Oh, and give them a destination that none of them recognise, an independent mining world with links to a freedom fighter of sorts called Rothgar, threatened by the autocratic, militaristic Multi Corps, and you have the mother of all Sherlock-ian mysteries tied up with a glowing nebula bow.
You have to hand it to syfy.
When they announced a couple of years that they were going back into space form when their programming once came, and forsaking most, if not all (Sharknado, ahem, cough) of the B-grade shlocky crap they called content, there was some scepticism whether they really meant it.
But here we are with a real honest-to-goodness TV show set in space, from the people who helped to give us the wonders, dangers, and wisecracks of the Stargate universe, Joseph Mallozzi and Paul Mullie, based on a series of bestselling graphic novels, which were originally intended to be the TV series they have indeed now spawned.
And it is quite remarkably good.
Not sensationally, what-an-original-jawdropping premise good but still very, very good, a been-there-done-that kind of idea that is very well executed with well-differentiated characters, a palpable sense of mystery, and in the dying moments of the pilot episode, when the sarcasm-inclined The Android recovered a slew of recovered data files including some identity files (for everyone but person #5), some very necessary answers.
And I say necessary, not simply because we can’t call these people one through six for the rest of the show, but because while a dazzling mystery is a great way to begin things, you can’t keep it wholly intact for too long or viewers might go looking for a show where they do actually answer the occasional persistent, bugging question.
It’s the eternal dilemma of the modern, cryptic TV show of which there are many – do you give few if any answers until very late in the piece at which point loyal viewers go “What the f**k?! in agonised unison (Lost), reveal lots of stuff along the way until you suck all the life out of your story (Revolution), or do you apportion the hopefully non-red herrings out just so every episode so a delightful balance remains between What-the-f**kery and a satisfying sense that something’s been revealed (Wayward Pines, Grimm).
It appears, and granted this is based on one lone episode, that Dark Matter, possessed of a strong sense of what it is and where it is heading pretty much out of the gate, a testament one assumes of its long graphic novel-detoured TV gestation, is plumping for door #3 (as opposed to person #3), keeping us both satisfied and intrigued all at once.
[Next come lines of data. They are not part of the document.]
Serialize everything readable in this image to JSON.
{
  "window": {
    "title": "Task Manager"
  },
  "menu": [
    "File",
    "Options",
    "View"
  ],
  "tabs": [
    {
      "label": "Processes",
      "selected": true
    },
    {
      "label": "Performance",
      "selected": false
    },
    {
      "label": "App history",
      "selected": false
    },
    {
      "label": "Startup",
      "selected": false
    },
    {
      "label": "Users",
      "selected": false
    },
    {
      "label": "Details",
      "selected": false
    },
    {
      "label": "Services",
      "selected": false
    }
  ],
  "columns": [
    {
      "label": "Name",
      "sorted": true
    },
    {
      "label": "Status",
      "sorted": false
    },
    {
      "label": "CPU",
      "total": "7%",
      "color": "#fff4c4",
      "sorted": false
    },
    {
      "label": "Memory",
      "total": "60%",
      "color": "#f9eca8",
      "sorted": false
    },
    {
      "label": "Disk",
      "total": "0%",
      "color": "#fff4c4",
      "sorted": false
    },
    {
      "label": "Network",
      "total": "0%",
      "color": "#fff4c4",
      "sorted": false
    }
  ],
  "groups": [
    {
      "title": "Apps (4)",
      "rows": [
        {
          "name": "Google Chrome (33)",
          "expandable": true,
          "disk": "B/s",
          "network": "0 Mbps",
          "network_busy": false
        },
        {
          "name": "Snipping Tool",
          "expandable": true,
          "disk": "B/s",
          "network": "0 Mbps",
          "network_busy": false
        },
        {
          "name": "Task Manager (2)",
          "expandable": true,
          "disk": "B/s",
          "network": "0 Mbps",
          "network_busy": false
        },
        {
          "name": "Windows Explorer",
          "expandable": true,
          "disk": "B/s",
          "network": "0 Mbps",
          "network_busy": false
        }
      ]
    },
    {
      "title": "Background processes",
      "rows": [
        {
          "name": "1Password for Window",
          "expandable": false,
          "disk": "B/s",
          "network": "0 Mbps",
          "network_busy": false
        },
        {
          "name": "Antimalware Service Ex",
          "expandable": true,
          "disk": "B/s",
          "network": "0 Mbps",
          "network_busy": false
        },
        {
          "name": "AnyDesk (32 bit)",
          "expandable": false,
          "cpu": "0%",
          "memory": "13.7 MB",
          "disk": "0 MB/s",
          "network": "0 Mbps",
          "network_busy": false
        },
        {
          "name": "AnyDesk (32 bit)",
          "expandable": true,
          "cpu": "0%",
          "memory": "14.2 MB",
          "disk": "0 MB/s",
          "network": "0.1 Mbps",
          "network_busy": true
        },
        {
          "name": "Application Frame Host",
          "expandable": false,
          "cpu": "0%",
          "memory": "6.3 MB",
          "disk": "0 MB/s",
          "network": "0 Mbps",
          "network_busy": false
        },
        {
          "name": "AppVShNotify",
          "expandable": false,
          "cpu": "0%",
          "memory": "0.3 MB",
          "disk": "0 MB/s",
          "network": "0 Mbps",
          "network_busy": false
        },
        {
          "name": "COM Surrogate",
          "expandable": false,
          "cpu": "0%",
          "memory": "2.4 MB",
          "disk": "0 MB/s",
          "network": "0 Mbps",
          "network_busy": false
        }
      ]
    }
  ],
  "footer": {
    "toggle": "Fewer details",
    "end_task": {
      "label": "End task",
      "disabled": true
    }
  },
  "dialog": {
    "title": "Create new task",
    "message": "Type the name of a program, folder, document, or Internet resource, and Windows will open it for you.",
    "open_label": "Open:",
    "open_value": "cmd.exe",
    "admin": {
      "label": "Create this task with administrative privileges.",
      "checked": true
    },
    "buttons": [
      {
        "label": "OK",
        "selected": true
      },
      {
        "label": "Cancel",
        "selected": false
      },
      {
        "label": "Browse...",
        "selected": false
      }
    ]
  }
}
If they have begun as they mean to go on then Mallozzi and Mullie look like they have a very fine show indeed on their hands, one with shades of Firefly (the eclectic crew, wild west galaxy, dictatorial bad guys), and Stargate (worlds upon worlds, full of baddies, goodies,and those who occupy the grey zone betwixt and between), and a real sense of storytelling purpose.
Again, it’s not the most original premise on the block but then most shows are in some way copies of those that have come before them; what matters is what they do with their inspirations.
On that basis, Mallozzi and Mullie are making most excellent use of that which has fired their imaginations, give us a crew of characters full of light and shade and the unraveling of true, possibly lethal identities, a conspiracy bigger than any of them, a sense of gee-whiz let’s zip around in space fun, and good, solid, engaging storytelling that should ensure the show is flying around syfy’s newly-re-star studded programming for a good while yet.